7. Aston Villa at home, April 11 — If Liverpool gets past Atleti, it will face the Villans between UCL quarterfinal match days.

6. Bournemouth at home, March 7 — Days after the FA Cup fifth round date, the currently-struggling Cherries will hope Liverpool doesn’t have Atleti put away and concerns about the March 11 visit from Diego Simeone’s men for the UCL Round of 16 second leg.

5. Chelsea at home, May 9 — The season’s penultimate fixture comes against a team which challenged the Reds properly at Stamford Bridge. It could also be days after the UCL semifinal second leg.

(Photo by Matthew Ashton – AMA/Getty Images)

4. Wolves away, Thursday — Wolves have an extra day’s rest and no FA Cup worries this weekend (though it can be argued neither does Liverpool, with a less-than-meaningful trip to Shrewsbury Town). This is a tough one.

3. Everton away, March 14 — Sandwiched between the UCL second leg v. Atletico Madrid and a possible FA Cup quarterfinal, a derby is a derby and Carlo Ancelotti‘s the top Everton tactician in some time. Jurgen Klopp won’t be goofing around with backups this time, will he?
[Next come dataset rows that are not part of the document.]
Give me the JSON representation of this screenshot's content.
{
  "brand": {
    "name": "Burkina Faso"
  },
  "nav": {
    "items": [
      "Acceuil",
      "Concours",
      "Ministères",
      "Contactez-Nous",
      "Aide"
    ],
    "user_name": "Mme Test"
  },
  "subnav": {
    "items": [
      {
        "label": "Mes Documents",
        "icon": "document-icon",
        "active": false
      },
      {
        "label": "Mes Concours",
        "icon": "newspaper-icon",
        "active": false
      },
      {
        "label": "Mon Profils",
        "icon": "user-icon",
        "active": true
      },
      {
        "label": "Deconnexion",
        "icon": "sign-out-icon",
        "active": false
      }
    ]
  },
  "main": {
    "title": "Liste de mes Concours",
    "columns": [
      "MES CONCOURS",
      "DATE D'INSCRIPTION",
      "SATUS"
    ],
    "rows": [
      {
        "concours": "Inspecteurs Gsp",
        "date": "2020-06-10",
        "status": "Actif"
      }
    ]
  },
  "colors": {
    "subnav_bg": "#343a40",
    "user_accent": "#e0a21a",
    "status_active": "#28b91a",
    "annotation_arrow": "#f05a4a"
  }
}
2. Arsenal away, May 2 — You laugh now, but if the season makes it to Match No. 36, the Gunners will be one of the last three with a chance to defend their status as the last unbeaten team in PL history.

It would be a very live Emirates, and possibly come between the Champions League semifinal legs (We’re also assuming Mikel Arteta continues his steadyinf of the Gunners defense).

1. Man City away, April 4 — Taking place 3-4 days before the UEFA Champions League quarterfinals and on the heels of an international break, it’s the lone date on the calendar that Liverpool won’t be heavy favorites to win.